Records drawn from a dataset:
# # # #
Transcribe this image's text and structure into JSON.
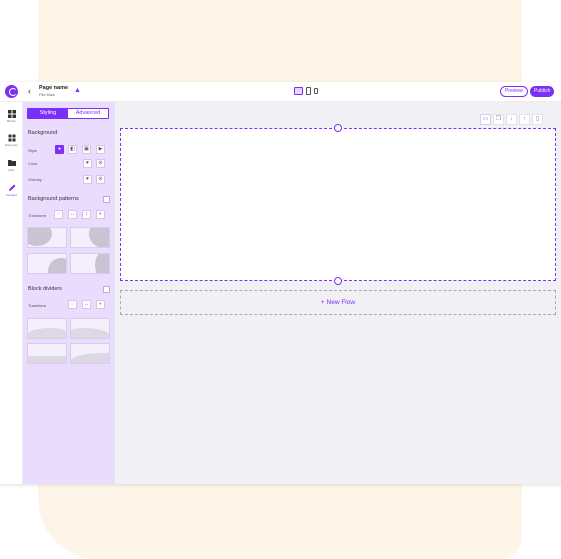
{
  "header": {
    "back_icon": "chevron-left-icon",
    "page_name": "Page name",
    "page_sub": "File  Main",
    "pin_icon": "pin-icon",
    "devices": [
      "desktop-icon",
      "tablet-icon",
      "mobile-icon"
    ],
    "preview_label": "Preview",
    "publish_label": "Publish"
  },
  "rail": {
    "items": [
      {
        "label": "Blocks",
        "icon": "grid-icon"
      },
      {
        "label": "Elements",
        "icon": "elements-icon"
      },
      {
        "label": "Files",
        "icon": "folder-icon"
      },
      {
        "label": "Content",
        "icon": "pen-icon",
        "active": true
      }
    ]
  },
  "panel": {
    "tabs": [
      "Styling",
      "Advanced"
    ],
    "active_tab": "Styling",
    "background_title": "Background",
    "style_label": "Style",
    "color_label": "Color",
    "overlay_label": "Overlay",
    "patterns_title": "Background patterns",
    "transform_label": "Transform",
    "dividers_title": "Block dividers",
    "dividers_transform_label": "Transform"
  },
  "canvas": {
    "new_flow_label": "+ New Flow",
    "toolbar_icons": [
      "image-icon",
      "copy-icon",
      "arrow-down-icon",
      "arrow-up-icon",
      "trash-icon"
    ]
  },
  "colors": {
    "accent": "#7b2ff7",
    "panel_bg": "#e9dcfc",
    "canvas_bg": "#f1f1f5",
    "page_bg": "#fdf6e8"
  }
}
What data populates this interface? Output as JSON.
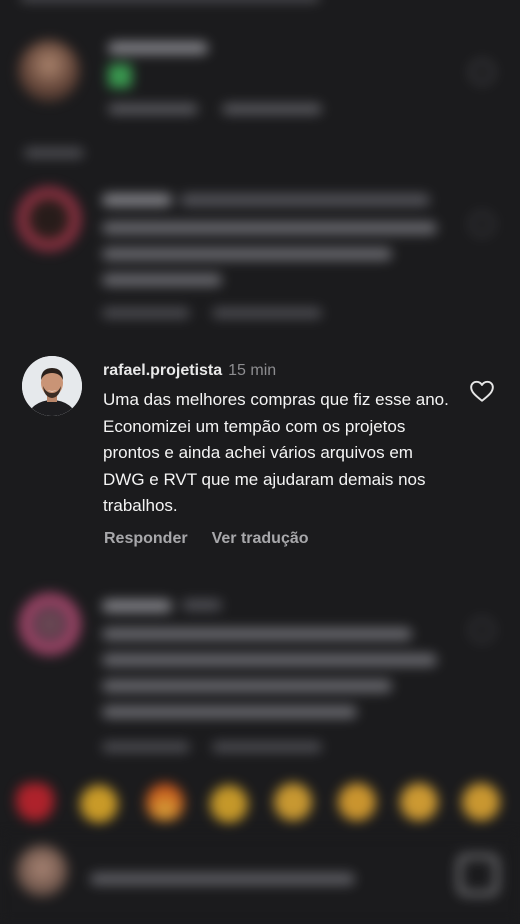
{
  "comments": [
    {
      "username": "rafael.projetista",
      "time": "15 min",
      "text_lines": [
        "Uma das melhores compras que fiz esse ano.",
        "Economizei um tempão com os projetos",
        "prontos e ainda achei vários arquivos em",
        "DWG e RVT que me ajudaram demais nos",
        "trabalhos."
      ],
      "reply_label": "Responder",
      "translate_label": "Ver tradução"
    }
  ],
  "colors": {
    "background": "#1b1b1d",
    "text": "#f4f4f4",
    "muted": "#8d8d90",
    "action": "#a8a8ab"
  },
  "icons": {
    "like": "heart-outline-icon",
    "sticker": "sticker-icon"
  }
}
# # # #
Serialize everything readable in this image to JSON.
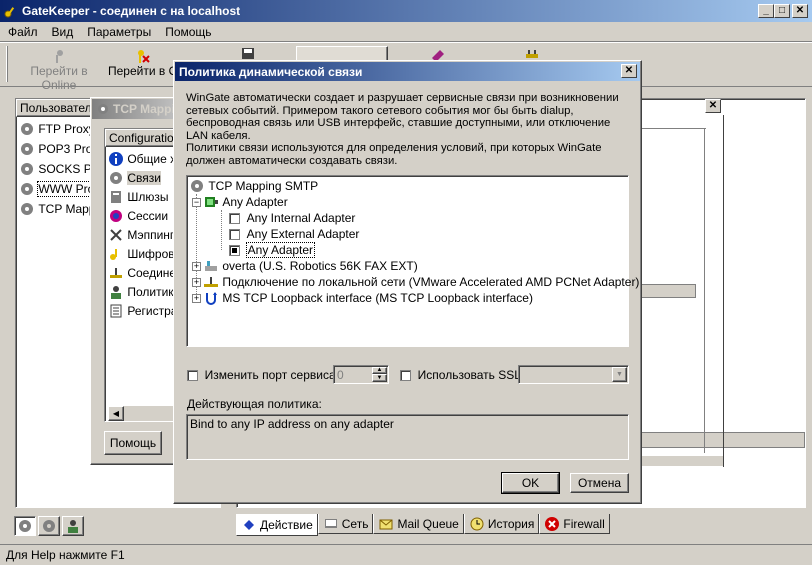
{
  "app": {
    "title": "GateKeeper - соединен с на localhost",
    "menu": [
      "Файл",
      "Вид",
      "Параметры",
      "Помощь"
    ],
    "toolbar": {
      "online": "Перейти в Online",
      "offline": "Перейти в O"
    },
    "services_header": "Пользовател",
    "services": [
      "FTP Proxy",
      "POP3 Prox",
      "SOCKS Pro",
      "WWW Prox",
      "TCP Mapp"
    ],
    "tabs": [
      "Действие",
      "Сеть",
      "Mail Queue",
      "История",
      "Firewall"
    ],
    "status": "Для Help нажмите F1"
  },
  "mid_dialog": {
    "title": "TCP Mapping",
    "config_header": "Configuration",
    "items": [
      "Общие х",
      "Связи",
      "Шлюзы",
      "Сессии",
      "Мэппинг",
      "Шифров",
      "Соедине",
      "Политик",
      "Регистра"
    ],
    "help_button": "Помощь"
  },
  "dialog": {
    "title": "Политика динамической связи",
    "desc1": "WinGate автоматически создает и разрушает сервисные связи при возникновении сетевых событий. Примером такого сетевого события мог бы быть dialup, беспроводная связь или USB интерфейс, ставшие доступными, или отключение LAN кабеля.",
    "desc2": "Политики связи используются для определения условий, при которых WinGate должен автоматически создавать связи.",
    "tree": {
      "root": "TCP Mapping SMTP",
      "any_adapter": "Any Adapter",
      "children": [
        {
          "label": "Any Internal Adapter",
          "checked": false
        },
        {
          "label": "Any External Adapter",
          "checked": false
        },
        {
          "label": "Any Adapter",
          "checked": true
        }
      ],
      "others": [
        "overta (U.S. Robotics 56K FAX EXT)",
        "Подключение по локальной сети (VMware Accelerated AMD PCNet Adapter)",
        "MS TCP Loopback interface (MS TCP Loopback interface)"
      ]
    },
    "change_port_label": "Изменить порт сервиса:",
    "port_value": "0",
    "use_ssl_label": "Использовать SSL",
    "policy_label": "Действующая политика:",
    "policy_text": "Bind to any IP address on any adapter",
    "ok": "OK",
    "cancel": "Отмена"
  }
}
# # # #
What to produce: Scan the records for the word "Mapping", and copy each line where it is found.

Task response:
    "title": "TCP Mapping",
      "root": "TCP Mapping SMTP",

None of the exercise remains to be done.